(What you need to do) Pick out each line in these entries that contains the string "Financeira".

%%

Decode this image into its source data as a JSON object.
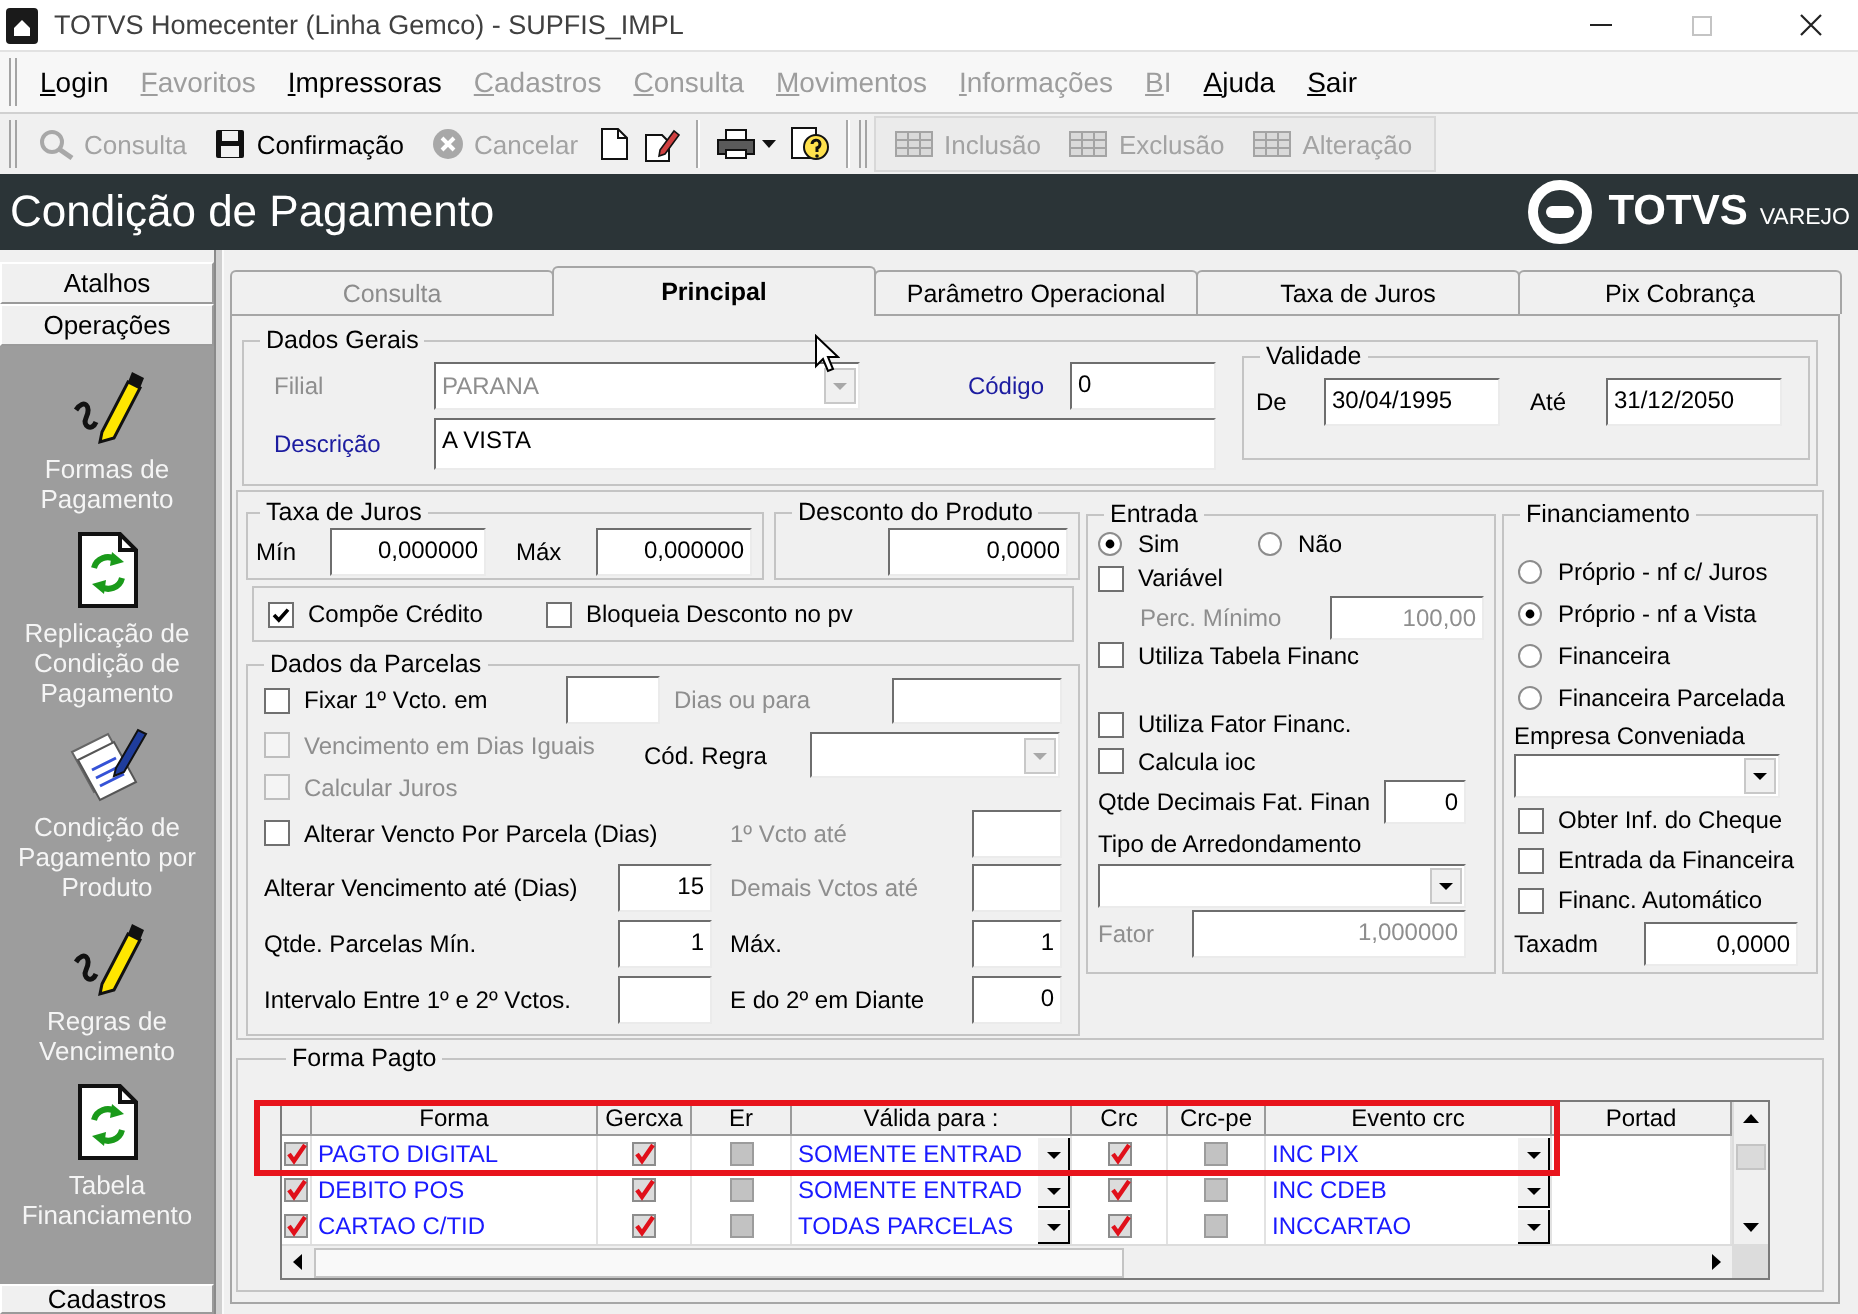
{
  "window": {
    "title": "TOTVS Homecenter (Linha Gemco) - SUPFIS_IMPL"
  },
  "menu": [
    {
      "label": "Login",
      "disabled": false
    },
    {
      "label": "Favoritos",
      "disabled": true
    },
    {
      "label": "Impressoras",
      "disabled": false
    },
    {
      "label": "Cadastros",
      "disabled": true
    },
    {
      "label": "Consulta",
      "disabled": true
    },
    {
      "label": "Movimentos",
      "disabled": true
    },
    {
      "label": "Informações",
      "disabled": true
    },
    {
      "label": "BI",
      "disabled": true
    },
    {
      "label": "Ajuda",
      "disabled": false
    },
    {
      "label": "Sair",
      "disabled": false
    }
  ],
  "toolbar": [
    {
      "label": "Consulta",
      "disabled": true
    },
    {
      "label": "Confirmação",
      "disabled": false
    },
    {
      "label": "Cancelar",
      "disabled": true
    }
  ],
  "record_toolbar": [
    {
      "label": "Inclusão",
      "disabled": true
    },
    {
      "label": "Exclusão",
      "disabled": true
    },
    {
      "label": "Alteração",
      "disabled": true
    }
  ],
  "header": {
    "title": "Condição de Pagamento",
    "brand": "TOTVS",
    "brand_subtitle": "VAREJO"
  },
  "sidebar": {
    "sections": [
      "Atalhos",
      "Operações"
    ],
    "items": [
      "Formas de Pagamento",
      "Replicação de Condição de Pagamento",
      "Condição de Pagamento por Produto",
      "Regras de Vencimento",
      "Tabela Financiamento"
    ],
    "footer": "Cadastros"
  },
  "tabs": [
    {
      "label": "Consulta",
      "selected": false,
      "disabled": true
    },
    {
      "label": "Principal",
      "selected": true,
      "disabled": false
    },
    {
      "label": "Parâmetro Operacional",
      "selected": false,
      "disabled": false
    },
    {
      "label": "Taxa de Juros",
      "selected": false,
      "disabled": false
    },
    {
      "label": "Pix Cobrança",
      "selected": false,
      "disabled": false
    }
  ],
  "dados_gerais": {
    "title": "Dados Gerais",
    "filial": {
      "label": "Filial",
      "value": "PARANA",
      "disabled": true
    },
    "codigo": {
      "label": "Código",
      "value": "0",
      "required": true
    },
    "descricao": {
      "label": "Descrição",
      "value": "A VISTA",
      "required": true
    },
    "validade": {
      "title": "Validade",
      "de": {
        "label": "De",
        "value": "30/04/1995"
      },
      "ate": {
        "label": "Até",
        "value": "31/12/2050"
      }
    }
  },
  "taxa_de_juros": {
    "title": "Taxa de Juros",
    "min": {
      "label": "Mín",
      "value": "0,000000"
    },
    "max": {
      "label": "Máx",
      "value": "0,000000"
    }
  },
  "desconto_do_produto": {
    "title": "Desconto do Produto",
    "value": "0,0000"
  },
  "opcoes": [
    {
      "label": "Compõe Crédito",
      "checked": true
    },
    {
      "label": "Bloqueia Desconto no pv",
      "checked": false
    }
  ],
  "parcelas": {
    "title": "Dados da Parcelas",
    "checks": [
      {
        "label": "Fixar 1º Vcto. em",
        "checked": false,
        "disabled": false
      },
      {
        "label": "Vencimento em Dias Iguais",
        "checked": false,
        "disabled": true
      },
      {
        "label": "Calcular Juros",
        "checked": false,
        "disabled": true
      },
      {
        "label": "Alterar Vencto Por Parcela (Dias)",
        "checked": false,
        "disabled": false
      }
    ],
    "dias_ou_para": {
      "label": "Dias ou para",
      "disabled": true
    },
    "cod_regra": {
      "label": "Cód. Regra",
      "disabled": true
    },
    "primeiro_vcto_ate": {
      "label": "1º Vcto até",
      "disabled": true
    },
    "alterar_vencimento": {
      "label": "Alterar Vencimento até (Dias)",
      "value": "15"
    },
    "demais_vctos_ate": {
      "label": "Demais Vctos até",
      "disabled": true
    },
    "parcelas_min": {
      "label": "Qtde. Parcelas Mín.",
      "value": "1"
    },
    "parcelas_max": {
      "label": "Máx.",
      "value": "1",
      "disabled": false
    },
    "intervalo": {
      "label": "Intervalo Entre 1º e 2º Vctos."
    },
    "do_segundo_em_diante": {
      "label": "E do 2º em Diante",
      "value": "0",
      "disabled": false
    }
  },
  "entrada": {
    "title": "Entrada",
    "options": [
      {
        "label": "Sim",
        "selected": true
      },
      {
        "label": "Não",
        "selected": false
      }
    ],
    "variavel": {
      "label": "Variável",
      "checked": false
    },
    "perc_minimo": {
      "label": "Perc. Mínimo",
      "value": "100,00",
      "disabled": true
    },
    "utiliza_tabela": {
      "label": "Utiliza Tabela Financ",
      "checked": false
    },
    "utiliza_fator": {
      "label": "Utiliza Fator Financ.",
      "checked": false
    },
    "calcula_ioc": {
      "label": "Calcula ioc",
      "checked": false
    },
    "qtde_decimais": {
      "label": "Qtde Decimais Fat. Finan",
      "value": "0"
    },
    "tipo_arredondamento": {
      "label": "Tipo de Arredondamento"
    },
    "fator": {
      "label": "Fator",
      "value": "1,000000",
      "disabled": true
    }
  },
  "financiamento": {
    "title": "Financiamento",
    "options": [
      {
        "label": "Próprio - nf c/ Juros",
        "selected": false
      },
      {
        "label": "Próprio - nf a Vista",
        "selected": true
      },
      {
        "label": "Financeira",
        "selected": false
      },
      {
        "label": "Financeira Parcelada",
        "selected": false
      }
    ],
    "empresa_conveniada": {
      "label": "Empresa Conveniada"
    },
    "checks": [
      {
        "label": "Obter Inf. do Cheque",
        "checked": false
      },
      {
        "label": "Entrada da Financeira",
        "checked": false
      },
      {
        "label": "Financ. Automático",
        "checked": false
      }
    ],
    "taxadm": {
      "label": "Taxadm",
      "value": "0,0000"
    }
  },
  "forma_pagto": {
    "title": "Forma Pagto",
    "columns": [
      "Forma",
      "Gercxa",
      "Er",
      "Válida para :",
      "Crc",
      "Crc-pe",
      "Evento crc",
      "Portad"
    ],
    "rows": [
      {
        "checked": true,
        "forma": "PAGTO DIGITAL",
        "gercxa": true,
        "er": false,
        "valida_para": "SOMENTE ENTRAD",
        "crc": true,
        "crc_pe": false,
        "evento_crc": "INC PIX",
        "highlighted": true
      },
      {
        "checked": true,
        "forma": "DEBITO POS",
        "gercxa": true,
        "er": false,
        "valida_para": "SOMENTE ENTRAD",
        "crc": true,
        "crc_pe": false,
        "evento_crc": "INC CDEB",
        "highlighted": false
      },
      {
        "checked": true,
        "forma": "CARTAO C/TID",
        "gercxa": true,
        "er": false,
        "valida_para": "TODAS PARCELAS",
        "crc": true,
        "crc_pe": false,
        "evento_crc": "INCCARTAO",
        "highlighted": false
      }
    ]
  }
}
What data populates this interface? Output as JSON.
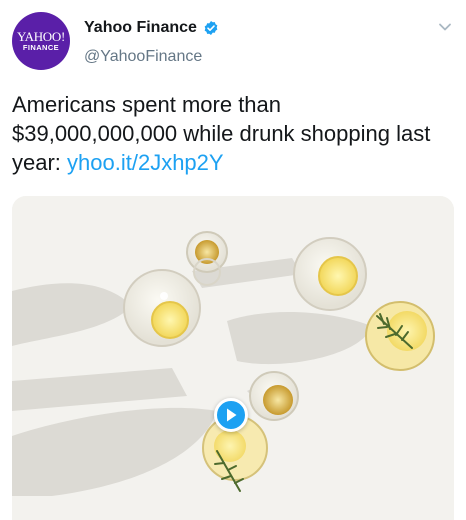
{
  "tweet": {
    "avatar": {
      "logo_top": "YAHOO!",
      "logo_bottom": "FINANCE"
    },
    "display_name": "Yahoo Finance",
    "handle": "@YahooFinance",
    "text": "Americans spent more than $39,000,000,000 while drunk shopping last year: ",
    "link": "yhoo.it/2Jxhp2Y"
  },
  "icons": {
    "verified": "verified-badge-icon",
    "caret": "chevron-down-icon",
    "play": "play-icon"
  },
  "colors": {
    "avatar_bg": "#5a1fa8",
    "link": "#1da1f2",
    "handle": "#657786",
    "play_button": "#1da1f2"
  }
}
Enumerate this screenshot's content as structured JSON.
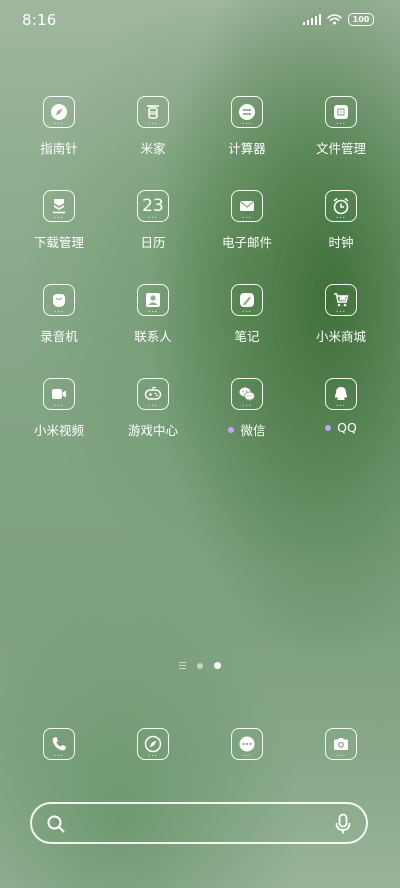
{
  "status_bar": {
    "time": "8:16",
    "battery_level": "100"
  },
  "apps": [
    {
      "label": "指南针",
      "icon": "compass-icon"
    },
    {
      "label": "米家",
      "icon": "mijia-icon"
    },
    {
      "label": "计算器",
      "icon": "calculator-icon"
    },
    {
      "label": "文件管理",
      "icon": "file-manager-icon"
    },
    {
      "label": "下载管理",
      "icon": "download-icon"
    },
    {
      "label": "日历",
      "icon": "calendar-icon",
      "badge": "23"
    },
    {
      "label": "电子邮件",
      "icon": "mail-icon"
    },
    {
      "label": "时钟",
      "icon": "clock-icon"
    },
    {
      "label": "录音机",
      "icon": "recorder-icon"
    },
    {
      "label": "联系人",
      "icon": "contacts-icon"
    },
    {
      "label": "笔记",
      "icon": "notes-icon"
    },
    {
      "label": "小米商城",
      "icon": "mi-store-icon"
    },
    {
      "label": "小米视频",
      "icon": "video-icon"
    },
    {
      "label": "游戏中心",
      "icon": "game-center-icon"
    },
    {
      "label": "微信",
      "icon": "wechat-icon",
      "notification": true
    },
    {
      "label": "QQ",
      "icon": "qq-icon",
      "notification": true
    }
  ],
  "page_indicator": {
    "pages": 2,
    "current": 2
  },
  "dock": [
    {
      "icon": "phone-icon"
    },
    {
      "icon": "browser-icon"
    },
    {
      "icon": "messages-icon"
    },
    {
      "icon": "camera-icon"
    }
  ],
  "search": {
    "icons": [
      "search-icon",
      "microphone-icon"
    ]
  },
  "colors": {
    "notification_dot": "#c7a0ff",
    "foreground": "#ffffff"
  }
}
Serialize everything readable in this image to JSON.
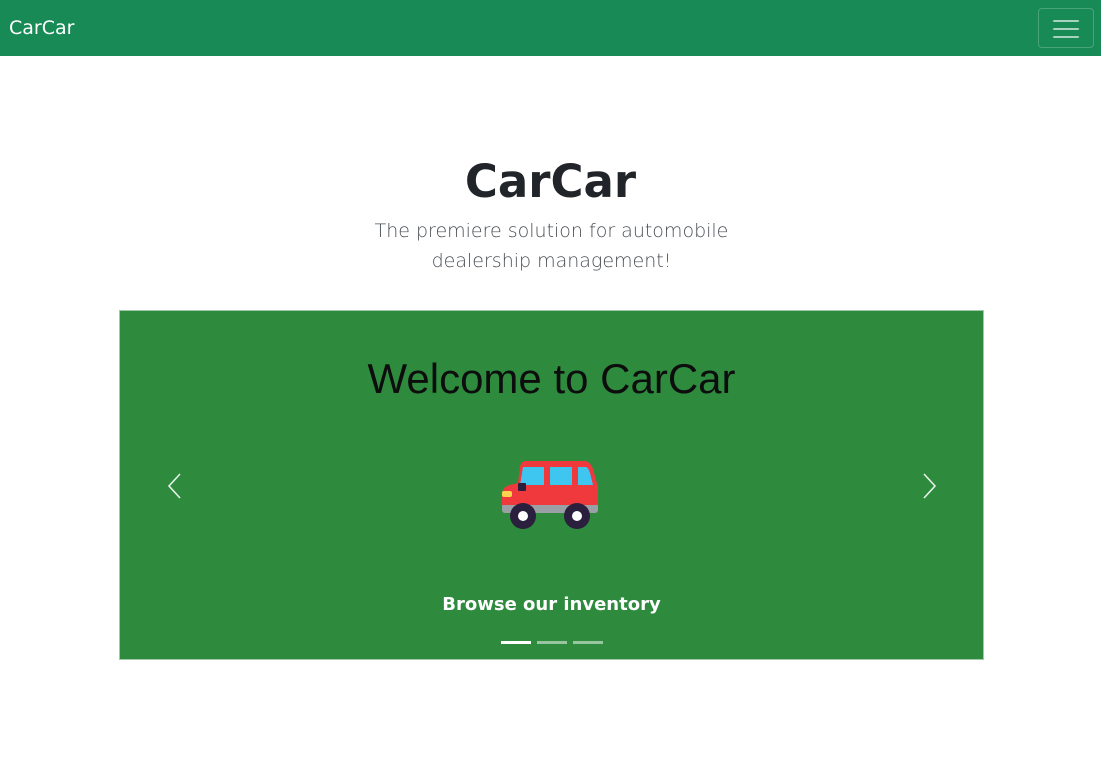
{
  "navbar": {
    "brand": "CarCar",
    "toggler_icon": "hamburger-menu-icon",
    "background": "#178a55"
  },
  "hero": {
    "title": "CarCar",
    "lead": "The premiere solution for automobile dealership management!"
  },
  "carousel": {
    "background": "#2e8b3e",
    "active_slide": 0,
    "slides": [
      {
        "heading": "Welcome to CarCar",
        "image_icon": "red-car-icon",
        "caption": "Browse our inventory"
      }
    ],
    "indicator_count": 3,
    "prev_icon": "chevron-left-icon",
    "next_icon": "chevron-right-icon"
  }
}
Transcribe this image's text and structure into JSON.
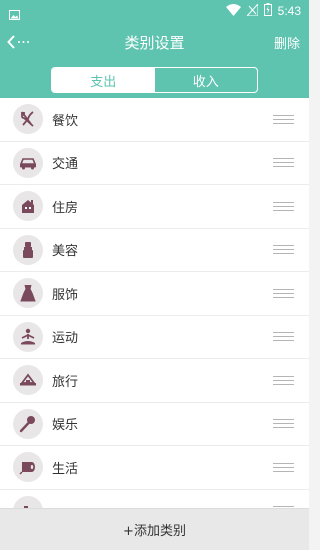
{
  "status_bar": {
    "time": "5:43",
    "left_icon": "image-icon",
    "icons": [
      "wifi-icon",
      "signal-icon",
      "battery-icon"
    ]
  },
  "header": {
    "back_icon": "back-icon",
    "title": "类别设置",
    "action_label": "删除"
  },
  "tabs": [
    {
      "label": "支出",
      "active": true
    },
    {
      "label": "收入",
      "active": false
    }
  ],
  "categories": [
    {
      "label": "餐饮",
      "icon": "fork-knife-icon"
    },
    {
      "label": "交通",
      "icon": "car-icon"
    },
    {
      "label": "住房",
      "icon": "house-icon"
    },
    {
      "label": "美容",
      "icon": "cosmetics-icon"
    },
    {
      "label": "服饰",
      "icon": "dress-icon"
    },
    {
      "label": "运动",
      "icon": "yoga-icon"
    },
    {
      "label": "旅行",
      "icon": "travel-icon"
    },
    {
      "label": "娱乐",
      "icon": "microphone-icon"
    },
    {
      "label": "生活",
      "icon": "tissue-roll-icon"
    },
    {
      "label": "",
      "icon": "other-icon"
    }
  ],
  "footer": {
    "add_label": "+添加类别"
  },
  "colors": {
    "accent": "#5ec4b0",
    "icon_glyph": "#7a4a5c",
    "icon_bg": "#e8e6e7"
  }
}
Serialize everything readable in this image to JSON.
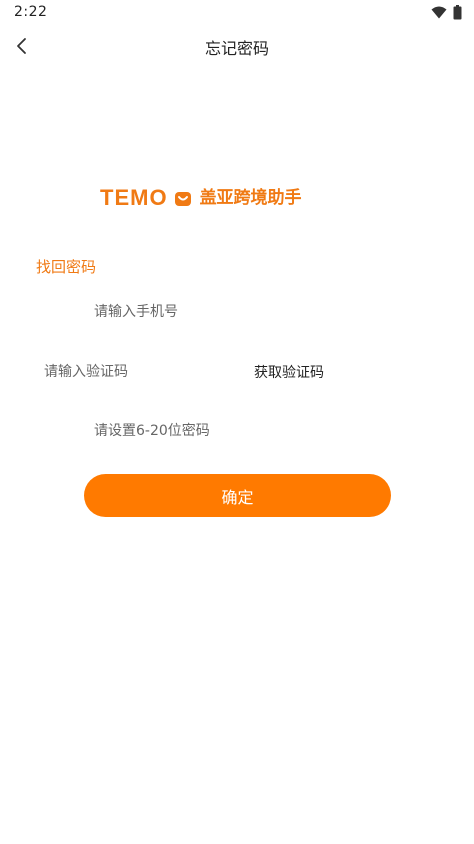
{
  "status_bar": {
    "time": "2:22"
  },
  "appbar": {
    "title": "忘记密码"
  },
  "logo": {
    "brand": "TEMO",
    "name": "盖亚跨境助手"
  },
  "form": {
    "section_title": "找回密码",
    "phone_placeholder": "请输入手机号",
    "code_placeholder": "请输入验证码",
    "get_code_label": "获取验证码",
    "password_placeholder": "请设置6-20位密码",
    "confirm_label": "确定"
  },
  "colors": {
    "accent": "#ff7a00",
    "brand_text": "#f07a14"
  }
}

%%

(Result of this exercise)
        "label": "Financeira",
        "label": "Financeira Parcelada",
        "label": "Entrada da Financeira",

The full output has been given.